Exercise description:
The lines to copy from the listing below are those that contain the string "table".

Entries supplied:
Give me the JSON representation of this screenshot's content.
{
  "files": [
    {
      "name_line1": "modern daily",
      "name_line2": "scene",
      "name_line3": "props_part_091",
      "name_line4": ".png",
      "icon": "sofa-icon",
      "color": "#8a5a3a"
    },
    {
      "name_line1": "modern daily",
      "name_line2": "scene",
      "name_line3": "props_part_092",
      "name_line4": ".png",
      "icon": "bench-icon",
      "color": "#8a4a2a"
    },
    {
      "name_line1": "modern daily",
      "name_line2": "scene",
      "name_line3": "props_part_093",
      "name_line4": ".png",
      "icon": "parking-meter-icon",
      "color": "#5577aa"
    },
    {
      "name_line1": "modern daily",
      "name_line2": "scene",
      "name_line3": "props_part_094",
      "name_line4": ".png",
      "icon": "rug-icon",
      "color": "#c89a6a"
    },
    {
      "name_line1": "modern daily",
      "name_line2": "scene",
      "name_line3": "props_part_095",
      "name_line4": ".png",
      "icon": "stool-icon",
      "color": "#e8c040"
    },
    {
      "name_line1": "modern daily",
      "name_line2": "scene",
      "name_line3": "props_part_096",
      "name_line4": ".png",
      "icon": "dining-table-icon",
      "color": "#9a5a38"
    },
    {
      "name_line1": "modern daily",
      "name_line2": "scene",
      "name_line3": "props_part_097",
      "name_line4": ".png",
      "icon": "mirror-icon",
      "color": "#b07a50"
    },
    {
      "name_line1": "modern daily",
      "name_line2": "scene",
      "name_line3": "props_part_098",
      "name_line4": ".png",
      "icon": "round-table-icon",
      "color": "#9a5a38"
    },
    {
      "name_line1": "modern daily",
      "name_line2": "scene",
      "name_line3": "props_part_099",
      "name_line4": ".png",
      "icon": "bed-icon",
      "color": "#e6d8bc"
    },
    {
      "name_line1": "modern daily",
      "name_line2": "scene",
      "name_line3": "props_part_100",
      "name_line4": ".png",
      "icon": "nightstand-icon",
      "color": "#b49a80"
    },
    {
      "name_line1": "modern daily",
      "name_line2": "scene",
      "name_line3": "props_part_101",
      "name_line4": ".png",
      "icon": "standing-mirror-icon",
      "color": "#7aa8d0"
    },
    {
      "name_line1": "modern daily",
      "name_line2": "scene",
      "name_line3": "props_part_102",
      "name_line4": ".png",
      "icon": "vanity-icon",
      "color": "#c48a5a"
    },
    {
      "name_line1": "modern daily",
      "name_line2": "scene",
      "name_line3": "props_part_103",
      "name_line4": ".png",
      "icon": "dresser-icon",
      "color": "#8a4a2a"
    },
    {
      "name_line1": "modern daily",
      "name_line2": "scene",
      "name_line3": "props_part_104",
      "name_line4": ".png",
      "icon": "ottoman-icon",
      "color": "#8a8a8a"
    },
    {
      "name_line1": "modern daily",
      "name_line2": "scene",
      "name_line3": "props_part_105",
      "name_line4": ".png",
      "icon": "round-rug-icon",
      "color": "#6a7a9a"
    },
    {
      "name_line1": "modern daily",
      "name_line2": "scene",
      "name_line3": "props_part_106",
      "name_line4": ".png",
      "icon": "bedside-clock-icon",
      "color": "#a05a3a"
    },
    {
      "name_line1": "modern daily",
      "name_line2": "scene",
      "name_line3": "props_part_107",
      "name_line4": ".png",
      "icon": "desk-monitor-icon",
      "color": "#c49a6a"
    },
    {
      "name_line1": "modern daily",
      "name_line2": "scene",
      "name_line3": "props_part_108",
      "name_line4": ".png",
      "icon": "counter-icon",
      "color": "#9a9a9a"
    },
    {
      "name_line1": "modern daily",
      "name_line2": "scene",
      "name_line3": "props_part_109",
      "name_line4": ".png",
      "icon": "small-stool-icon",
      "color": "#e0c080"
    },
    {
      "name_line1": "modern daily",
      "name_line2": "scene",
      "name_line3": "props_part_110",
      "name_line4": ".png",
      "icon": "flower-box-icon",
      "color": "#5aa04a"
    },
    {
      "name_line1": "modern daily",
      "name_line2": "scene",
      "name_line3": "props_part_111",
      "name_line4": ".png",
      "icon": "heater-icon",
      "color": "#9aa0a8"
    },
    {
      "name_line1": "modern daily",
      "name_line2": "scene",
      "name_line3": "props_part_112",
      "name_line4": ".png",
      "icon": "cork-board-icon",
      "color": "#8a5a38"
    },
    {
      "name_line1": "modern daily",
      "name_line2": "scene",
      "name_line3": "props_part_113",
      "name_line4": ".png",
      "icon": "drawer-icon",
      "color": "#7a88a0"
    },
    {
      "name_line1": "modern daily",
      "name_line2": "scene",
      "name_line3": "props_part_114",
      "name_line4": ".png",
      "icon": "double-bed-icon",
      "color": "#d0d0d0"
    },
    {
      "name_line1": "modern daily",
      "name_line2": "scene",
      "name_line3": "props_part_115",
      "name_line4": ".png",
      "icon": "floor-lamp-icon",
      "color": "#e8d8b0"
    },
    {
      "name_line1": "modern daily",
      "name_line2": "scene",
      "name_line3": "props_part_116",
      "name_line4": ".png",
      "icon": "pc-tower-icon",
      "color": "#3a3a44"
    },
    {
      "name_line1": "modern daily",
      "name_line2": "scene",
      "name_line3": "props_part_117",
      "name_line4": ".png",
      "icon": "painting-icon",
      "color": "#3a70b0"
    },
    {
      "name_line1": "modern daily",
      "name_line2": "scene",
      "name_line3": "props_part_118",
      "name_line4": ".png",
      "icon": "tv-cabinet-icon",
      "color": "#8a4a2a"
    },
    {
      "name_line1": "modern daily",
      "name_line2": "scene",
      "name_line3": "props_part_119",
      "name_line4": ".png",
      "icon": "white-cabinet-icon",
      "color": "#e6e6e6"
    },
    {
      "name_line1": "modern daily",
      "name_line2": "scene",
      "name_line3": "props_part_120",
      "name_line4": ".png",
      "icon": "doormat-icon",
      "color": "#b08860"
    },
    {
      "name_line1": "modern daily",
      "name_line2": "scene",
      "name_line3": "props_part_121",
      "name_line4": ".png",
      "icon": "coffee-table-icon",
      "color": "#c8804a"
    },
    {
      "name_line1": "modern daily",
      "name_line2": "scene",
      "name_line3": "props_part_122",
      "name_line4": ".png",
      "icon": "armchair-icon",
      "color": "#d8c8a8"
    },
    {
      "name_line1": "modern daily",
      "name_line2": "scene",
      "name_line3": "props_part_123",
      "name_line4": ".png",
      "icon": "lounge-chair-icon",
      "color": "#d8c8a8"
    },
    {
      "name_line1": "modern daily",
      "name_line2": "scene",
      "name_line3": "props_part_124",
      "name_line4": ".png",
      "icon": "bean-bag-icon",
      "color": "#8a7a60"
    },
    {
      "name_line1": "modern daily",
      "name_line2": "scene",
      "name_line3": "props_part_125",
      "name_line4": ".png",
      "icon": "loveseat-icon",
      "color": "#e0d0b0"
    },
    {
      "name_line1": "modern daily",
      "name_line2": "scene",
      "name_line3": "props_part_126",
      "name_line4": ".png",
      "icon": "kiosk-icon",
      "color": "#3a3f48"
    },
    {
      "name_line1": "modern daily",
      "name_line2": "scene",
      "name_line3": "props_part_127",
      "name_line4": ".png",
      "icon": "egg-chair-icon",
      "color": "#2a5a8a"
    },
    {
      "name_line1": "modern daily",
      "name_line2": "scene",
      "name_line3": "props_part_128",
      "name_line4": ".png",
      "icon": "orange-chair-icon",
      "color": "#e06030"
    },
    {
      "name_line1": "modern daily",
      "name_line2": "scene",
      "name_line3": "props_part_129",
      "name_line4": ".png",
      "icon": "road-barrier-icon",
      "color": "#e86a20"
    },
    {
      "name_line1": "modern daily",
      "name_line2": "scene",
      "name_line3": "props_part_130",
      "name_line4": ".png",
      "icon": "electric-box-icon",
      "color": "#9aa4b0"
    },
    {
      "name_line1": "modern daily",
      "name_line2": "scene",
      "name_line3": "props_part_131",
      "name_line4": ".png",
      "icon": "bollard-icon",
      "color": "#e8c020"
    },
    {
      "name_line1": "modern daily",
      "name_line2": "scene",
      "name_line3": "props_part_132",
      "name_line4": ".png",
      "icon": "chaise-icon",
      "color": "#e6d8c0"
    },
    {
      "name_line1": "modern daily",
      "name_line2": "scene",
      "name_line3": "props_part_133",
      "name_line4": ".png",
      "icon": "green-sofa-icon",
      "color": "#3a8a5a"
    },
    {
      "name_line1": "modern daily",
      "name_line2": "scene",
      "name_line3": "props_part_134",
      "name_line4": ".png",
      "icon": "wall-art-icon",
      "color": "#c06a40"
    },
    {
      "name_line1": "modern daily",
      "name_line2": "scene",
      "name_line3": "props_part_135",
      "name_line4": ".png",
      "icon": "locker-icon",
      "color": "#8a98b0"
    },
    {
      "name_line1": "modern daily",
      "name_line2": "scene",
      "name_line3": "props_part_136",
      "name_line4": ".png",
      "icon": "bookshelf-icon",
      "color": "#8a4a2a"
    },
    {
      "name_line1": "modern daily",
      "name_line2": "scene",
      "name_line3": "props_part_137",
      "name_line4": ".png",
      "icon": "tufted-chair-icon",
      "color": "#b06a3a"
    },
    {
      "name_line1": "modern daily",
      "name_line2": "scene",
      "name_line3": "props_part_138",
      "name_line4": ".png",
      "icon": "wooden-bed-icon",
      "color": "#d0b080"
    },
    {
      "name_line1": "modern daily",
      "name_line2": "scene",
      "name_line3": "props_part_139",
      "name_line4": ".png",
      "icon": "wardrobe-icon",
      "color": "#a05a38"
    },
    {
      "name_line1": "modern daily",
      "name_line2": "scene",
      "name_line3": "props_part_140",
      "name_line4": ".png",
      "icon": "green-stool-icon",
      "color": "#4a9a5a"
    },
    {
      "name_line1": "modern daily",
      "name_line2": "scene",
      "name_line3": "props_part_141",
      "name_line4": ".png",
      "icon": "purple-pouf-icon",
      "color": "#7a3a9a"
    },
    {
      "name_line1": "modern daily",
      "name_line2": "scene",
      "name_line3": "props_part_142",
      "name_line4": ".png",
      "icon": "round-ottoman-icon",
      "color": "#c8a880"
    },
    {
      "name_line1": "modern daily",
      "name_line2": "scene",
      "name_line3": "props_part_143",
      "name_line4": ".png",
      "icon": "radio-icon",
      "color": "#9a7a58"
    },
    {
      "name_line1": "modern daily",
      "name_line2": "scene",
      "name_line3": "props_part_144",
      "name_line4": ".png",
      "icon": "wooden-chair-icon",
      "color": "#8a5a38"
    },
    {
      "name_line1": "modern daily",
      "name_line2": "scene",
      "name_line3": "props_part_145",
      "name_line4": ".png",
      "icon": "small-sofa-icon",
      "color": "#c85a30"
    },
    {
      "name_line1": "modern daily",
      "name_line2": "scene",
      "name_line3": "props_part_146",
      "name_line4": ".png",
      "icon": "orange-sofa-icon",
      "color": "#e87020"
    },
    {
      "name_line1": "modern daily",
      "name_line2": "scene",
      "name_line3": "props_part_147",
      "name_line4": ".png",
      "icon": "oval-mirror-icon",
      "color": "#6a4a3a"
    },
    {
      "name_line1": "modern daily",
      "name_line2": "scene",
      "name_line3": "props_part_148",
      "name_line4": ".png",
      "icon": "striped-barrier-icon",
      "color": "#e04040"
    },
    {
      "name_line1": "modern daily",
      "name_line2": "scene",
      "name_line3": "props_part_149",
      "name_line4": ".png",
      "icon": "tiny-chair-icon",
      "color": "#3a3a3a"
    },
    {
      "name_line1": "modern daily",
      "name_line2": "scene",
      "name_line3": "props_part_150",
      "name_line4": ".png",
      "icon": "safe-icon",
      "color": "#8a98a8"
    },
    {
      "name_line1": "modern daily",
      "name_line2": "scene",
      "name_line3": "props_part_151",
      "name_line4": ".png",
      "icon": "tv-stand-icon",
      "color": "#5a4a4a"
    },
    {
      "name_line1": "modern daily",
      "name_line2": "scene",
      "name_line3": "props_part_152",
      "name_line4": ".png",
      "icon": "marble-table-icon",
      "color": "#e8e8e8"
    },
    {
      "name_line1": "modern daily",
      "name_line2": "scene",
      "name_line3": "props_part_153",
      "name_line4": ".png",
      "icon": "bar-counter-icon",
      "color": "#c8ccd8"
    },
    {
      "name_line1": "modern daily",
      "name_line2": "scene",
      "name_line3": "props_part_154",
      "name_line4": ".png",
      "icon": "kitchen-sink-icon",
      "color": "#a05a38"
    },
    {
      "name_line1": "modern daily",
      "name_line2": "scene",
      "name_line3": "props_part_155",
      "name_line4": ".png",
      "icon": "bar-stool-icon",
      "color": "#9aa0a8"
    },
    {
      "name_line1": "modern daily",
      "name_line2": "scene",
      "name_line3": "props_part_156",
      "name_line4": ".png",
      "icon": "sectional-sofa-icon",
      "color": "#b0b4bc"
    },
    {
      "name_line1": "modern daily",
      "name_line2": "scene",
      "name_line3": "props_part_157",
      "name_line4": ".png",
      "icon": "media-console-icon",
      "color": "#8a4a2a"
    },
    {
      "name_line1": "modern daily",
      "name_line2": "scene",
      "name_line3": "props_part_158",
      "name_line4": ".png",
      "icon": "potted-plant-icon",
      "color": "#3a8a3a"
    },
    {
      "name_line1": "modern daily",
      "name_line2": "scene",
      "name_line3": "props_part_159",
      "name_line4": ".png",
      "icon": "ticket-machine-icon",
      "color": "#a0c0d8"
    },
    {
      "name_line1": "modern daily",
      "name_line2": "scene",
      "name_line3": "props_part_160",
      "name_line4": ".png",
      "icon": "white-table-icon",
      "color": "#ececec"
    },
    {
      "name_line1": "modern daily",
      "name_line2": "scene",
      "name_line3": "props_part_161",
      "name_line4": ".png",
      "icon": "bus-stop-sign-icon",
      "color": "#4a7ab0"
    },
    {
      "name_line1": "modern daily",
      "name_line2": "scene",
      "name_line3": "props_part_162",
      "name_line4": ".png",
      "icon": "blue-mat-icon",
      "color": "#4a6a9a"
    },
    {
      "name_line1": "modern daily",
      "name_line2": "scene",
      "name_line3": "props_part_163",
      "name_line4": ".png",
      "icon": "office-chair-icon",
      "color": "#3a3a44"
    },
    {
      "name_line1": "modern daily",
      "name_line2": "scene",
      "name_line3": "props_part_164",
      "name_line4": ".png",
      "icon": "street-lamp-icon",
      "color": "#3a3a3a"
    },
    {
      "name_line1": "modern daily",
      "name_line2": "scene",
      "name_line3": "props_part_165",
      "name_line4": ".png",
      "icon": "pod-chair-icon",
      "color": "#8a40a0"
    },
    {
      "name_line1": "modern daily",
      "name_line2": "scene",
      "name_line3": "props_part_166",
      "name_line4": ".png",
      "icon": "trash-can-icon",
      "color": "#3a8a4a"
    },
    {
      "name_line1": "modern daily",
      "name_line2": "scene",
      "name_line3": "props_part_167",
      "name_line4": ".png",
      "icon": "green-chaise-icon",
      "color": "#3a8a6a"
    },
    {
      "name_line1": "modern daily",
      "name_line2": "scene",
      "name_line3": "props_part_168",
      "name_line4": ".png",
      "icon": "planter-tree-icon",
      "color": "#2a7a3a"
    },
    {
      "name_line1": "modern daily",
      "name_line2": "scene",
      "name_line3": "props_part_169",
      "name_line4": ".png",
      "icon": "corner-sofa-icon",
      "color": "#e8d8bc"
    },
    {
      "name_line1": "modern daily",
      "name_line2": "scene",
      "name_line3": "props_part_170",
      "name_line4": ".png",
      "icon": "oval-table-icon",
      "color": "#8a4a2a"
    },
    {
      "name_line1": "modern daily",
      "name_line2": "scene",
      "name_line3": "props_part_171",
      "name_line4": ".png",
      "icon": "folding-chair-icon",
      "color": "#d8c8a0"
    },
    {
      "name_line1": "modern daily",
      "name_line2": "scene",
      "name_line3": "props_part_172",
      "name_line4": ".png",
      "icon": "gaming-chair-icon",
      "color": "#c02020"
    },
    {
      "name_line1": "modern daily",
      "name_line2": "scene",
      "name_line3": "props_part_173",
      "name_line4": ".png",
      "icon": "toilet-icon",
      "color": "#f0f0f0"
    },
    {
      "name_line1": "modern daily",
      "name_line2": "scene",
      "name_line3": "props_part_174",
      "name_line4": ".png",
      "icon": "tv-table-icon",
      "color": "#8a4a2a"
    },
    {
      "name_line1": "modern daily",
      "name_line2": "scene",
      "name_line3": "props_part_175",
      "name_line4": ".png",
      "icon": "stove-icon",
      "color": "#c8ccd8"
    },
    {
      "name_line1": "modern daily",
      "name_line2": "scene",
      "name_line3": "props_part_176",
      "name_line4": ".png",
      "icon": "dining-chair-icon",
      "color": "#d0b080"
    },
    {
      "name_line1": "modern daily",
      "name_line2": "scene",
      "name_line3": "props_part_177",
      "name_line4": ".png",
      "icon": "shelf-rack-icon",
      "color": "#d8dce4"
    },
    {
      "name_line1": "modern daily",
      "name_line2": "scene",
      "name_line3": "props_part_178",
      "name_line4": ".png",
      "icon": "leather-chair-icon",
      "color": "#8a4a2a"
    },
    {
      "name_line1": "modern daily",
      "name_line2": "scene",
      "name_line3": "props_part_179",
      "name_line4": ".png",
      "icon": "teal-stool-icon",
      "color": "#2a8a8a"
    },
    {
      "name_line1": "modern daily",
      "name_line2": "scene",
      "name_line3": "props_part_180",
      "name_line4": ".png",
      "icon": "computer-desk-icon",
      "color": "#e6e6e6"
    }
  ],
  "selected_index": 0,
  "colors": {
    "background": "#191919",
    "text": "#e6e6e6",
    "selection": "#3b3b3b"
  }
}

Solution to this task:
      "icon": "dining-table-icon",
      "icon": "round-table-icon",
      "icon": "coffee-table-icon",
      "icon": "marble-table-icon",
      "icon": "white-table-icon",
      "icon": "oval-table-icon",
      "icon": "tv-table-icon",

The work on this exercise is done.